Team feedback on these PDAs has validated that my actions are perceived as meaningful, motivational, and helpful. However, I note that I have not made it a point to meet with staff prior to a training event to pointedly discuss course content, its value to our departmental outcomes, or my expectations. Lancaster, Di Milia, and Cameron’s (2013) findings suggest that this kind of meeting is perceived by staff as motivational. I will, therefore, consider this additional PDA in future practice.


In this stage of the training sequence, I enact the following PDAs to optimize conditions for learning:

  • I ensure ongoing, meaningful coverage of and/or suspension of responsibilities of team member’s portfolio while he/she is in training.
  • I initiate F-2-F or digital check-in’s to see how the training is going, what the highlights have been thus far, and whether any assistance would be helpful.
  • I provide encouragement: listening, coaching, and sharing stories as appropriate.
  • I send out links to articles related to the training event to demonstrate interest in and underscore the relevance of the training to our professional practice.

Lancaster and colleagues (2013) note that “Supportive supervisors were those that made themselves available to provide information, to discuss topics or listen and talk through ideas that required clarification” (p 16). It’s long been my belief that ensuring that team members can meaningfully participate as a whole learner—as opposed to one distracted by competing priorities—optimizes conditions for learning. Feedback from staff supports this assumption: staff have told me that my check-ins relieve some of the stress associated with learning, that not having to worry about what’s waiting for them at their desks enhances their cognitive presence in learning events, and that they appreciate my interest and hands-on care. AFTER

Post training PDAs are a critical component of my supervisory practice. To demonstrate my confidence in their ability to transfer their learning into our work context:

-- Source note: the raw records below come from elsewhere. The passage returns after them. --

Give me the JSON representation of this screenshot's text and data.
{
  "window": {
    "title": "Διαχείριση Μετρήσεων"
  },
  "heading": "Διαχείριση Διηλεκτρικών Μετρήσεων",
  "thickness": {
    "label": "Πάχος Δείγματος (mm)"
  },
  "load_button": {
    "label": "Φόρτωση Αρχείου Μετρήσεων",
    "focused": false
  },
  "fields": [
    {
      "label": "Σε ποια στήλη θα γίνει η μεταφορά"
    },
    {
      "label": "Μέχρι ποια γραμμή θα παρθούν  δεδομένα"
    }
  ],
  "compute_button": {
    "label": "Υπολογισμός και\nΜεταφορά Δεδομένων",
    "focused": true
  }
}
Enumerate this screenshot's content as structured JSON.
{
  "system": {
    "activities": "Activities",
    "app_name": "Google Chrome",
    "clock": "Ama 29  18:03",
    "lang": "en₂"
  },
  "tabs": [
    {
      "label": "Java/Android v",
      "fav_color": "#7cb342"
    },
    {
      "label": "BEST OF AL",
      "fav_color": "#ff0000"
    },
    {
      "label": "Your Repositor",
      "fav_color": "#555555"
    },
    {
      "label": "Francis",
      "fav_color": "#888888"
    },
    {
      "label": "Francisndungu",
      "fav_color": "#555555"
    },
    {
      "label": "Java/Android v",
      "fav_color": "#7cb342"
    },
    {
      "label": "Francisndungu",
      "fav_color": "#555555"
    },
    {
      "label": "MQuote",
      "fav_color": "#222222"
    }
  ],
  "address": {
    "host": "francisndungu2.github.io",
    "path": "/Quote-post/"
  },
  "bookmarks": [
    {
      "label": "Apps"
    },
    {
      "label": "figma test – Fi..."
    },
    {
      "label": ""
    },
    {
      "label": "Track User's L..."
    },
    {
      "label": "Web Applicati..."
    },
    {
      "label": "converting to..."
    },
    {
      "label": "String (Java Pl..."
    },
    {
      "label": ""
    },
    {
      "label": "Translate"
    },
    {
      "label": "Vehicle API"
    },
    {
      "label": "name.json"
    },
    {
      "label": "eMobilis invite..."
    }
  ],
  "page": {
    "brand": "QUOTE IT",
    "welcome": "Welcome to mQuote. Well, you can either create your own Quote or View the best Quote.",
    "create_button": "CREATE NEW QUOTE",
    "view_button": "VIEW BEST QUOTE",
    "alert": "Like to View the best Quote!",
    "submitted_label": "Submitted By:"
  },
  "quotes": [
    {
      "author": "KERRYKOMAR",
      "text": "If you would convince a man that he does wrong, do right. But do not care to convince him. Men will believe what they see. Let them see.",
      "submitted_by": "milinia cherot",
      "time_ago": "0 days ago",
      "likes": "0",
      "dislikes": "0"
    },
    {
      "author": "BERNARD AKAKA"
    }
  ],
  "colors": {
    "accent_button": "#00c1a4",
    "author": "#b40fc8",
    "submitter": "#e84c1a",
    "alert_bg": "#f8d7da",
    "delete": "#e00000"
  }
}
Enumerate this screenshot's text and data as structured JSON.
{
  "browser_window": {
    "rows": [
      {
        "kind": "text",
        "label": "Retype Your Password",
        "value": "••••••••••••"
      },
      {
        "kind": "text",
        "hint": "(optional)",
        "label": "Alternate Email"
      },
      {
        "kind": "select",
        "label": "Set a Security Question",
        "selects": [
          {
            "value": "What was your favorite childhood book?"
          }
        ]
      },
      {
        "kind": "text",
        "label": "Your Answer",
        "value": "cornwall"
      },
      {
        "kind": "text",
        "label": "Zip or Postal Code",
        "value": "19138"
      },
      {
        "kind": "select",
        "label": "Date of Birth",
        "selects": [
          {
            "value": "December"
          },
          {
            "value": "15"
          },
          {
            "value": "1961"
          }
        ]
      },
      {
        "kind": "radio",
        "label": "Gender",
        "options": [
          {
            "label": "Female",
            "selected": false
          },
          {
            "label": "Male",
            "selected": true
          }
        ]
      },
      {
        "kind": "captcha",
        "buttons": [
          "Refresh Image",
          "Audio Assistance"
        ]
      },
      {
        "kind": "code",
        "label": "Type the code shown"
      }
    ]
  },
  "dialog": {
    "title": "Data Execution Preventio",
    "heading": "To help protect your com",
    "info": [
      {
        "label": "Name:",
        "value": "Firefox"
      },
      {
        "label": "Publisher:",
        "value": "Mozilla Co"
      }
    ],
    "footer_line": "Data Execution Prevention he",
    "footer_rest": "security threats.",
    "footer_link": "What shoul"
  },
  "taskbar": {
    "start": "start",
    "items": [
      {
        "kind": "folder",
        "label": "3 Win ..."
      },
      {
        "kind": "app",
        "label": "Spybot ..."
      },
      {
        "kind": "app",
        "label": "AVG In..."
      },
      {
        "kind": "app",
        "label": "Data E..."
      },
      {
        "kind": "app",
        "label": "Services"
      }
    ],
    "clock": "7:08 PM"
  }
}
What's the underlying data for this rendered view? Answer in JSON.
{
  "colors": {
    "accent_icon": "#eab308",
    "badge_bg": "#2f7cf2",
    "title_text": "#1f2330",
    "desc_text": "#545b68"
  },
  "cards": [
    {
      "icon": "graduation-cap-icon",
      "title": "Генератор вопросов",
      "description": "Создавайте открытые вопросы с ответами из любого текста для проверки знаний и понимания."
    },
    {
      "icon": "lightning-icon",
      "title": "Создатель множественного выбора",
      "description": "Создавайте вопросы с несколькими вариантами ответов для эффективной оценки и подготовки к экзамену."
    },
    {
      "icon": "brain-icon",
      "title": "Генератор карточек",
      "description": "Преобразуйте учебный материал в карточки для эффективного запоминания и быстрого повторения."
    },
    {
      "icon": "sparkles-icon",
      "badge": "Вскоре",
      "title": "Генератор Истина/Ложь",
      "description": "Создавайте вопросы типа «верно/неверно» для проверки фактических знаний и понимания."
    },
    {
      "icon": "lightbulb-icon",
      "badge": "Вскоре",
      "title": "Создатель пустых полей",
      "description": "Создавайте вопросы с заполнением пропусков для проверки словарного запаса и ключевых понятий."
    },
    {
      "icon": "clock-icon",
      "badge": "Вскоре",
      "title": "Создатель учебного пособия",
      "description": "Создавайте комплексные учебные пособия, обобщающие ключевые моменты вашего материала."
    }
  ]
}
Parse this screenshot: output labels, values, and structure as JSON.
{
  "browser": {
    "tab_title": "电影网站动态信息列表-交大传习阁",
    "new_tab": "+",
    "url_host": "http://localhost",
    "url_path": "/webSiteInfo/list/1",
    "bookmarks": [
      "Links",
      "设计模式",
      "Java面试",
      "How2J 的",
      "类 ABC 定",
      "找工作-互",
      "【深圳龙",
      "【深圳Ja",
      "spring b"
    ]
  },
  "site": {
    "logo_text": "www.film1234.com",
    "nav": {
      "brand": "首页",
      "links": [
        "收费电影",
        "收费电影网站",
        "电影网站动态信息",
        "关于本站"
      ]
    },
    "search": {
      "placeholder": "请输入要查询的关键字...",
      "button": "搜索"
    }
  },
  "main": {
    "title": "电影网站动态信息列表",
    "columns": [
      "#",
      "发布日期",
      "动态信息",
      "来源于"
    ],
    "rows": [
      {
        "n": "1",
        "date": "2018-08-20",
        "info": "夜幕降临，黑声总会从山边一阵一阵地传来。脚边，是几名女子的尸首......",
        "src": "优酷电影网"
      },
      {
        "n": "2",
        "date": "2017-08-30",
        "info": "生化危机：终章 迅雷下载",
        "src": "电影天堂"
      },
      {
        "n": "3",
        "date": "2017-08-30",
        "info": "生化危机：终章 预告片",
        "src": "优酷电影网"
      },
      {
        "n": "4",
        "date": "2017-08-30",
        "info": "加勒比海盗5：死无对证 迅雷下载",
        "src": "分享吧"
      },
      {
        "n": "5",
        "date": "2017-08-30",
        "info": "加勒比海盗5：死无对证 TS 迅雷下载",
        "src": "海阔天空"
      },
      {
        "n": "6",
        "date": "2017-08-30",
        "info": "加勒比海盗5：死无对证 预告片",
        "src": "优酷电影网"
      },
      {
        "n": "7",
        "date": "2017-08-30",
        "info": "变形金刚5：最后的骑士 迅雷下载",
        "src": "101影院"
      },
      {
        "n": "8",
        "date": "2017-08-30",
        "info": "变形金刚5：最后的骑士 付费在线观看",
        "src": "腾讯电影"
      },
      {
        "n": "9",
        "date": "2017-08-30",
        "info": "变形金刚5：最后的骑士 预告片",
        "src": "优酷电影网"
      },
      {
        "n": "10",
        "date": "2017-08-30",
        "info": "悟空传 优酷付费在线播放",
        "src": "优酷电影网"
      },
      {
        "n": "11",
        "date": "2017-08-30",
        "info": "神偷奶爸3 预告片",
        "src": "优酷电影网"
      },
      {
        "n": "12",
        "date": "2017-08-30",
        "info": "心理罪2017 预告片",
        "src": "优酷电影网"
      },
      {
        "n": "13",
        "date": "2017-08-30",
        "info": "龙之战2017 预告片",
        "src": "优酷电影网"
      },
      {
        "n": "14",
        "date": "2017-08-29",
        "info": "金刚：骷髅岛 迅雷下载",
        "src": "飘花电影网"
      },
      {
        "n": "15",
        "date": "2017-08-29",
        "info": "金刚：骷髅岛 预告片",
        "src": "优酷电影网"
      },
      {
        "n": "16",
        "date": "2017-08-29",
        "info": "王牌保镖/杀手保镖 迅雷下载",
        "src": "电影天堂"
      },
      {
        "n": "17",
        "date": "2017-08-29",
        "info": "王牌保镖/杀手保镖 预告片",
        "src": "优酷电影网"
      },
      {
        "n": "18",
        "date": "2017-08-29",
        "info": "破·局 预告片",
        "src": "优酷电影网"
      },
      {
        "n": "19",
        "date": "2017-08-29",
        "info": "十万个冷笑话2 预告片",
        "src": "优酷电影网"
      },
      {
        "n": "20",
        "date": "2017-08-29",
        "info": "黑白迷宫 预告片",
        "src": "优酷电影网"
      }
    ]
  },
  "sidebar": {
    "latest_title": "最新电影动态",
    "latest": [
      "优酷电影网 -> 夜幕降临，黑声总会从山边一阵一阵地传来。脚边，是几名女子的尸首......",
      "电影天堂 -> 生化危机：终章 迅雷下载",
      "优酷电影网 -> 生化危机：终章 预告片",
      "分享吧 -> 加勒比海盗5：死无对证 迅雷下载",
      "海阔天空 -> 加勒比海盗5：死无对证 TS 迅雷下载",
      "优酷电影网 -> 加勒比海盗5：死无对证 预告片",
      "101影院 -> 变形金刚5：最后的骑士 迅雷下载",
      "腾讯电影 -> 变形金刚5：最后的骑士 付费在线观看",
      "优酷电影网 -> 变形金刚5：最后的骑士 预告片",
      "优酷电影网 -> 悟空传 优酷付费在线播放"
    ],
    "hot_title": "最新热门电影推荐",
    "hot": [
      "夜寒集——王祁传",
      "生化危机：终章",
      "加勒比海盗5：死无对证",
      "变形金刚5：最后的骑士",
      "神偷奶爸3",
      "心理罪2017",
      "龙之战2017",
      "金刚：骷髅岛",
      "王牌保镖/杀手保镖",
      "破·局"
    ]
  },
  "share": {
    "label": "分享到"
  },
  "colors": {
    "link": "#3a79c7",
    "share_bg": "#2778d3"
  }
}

  • I initiate conversation about key learnings in training and possible impact on practice.
  • I provide opportunities for staff to use and continue to develop new skills.
  • I require staff to report in to our team, sharing highlights of training, key learnings, and possible implications for practice (either at a team meeting or in a document). I make it safe to be real about any shortcomings in the training, or to challenge existing practices.

These actions align with Lancaster, Di Milia, and Cameron’s (2013) recommendation that “…supervisors to create a supportive work culture that provides participants with the confidence to try new work behaviours” (p. 16). Staff feedback appears to support the validity of this recommendation. Staff report that they appreciate my authentic care in their development, the opportunity to discuss their learning (with me and team), and opportunities to apply their learning and/or collaboratively determine next steps.

Final Thoughts

Providing support to staff prior to, during, and after training appears to have supported a team culture of learning and transfer—for staff and me. My practice is more informed, richer, and delightful for having initiated these PDAs for learning. Michelangelo is quoted as having said—at the age of 87 no less—“I am still learning.” His many works of art are a testimony to his PDAs for workplace learning and training transfer. What are yours?

About the Author

Kathy Cocchio has 18 years of supporting faculty development in the post-secondary sector. For the past 7 years, she has led NAIT’s team of Teaching & Learning Specialists and Educational Technologists in their support of faculty development. In 2015, Kathy’s team nominated her for the STHLE College Sector Educator Award; although she was not selected for the award, the nomination stands as a highlight of her practice at NAIT.


Leave a Reply

Fill in your details below or click an icon to log in: Logo

You are commenting using your account. Log Out /  Change )

Google photo

You are commenting using your Google account. Log Out /  Change )

Twitter picture

You are commenting using your Twitter account. Log Out /  Change )

Facebook photo

You are commenting using your Facebook account. Log Out /  Change )

Connecting to %s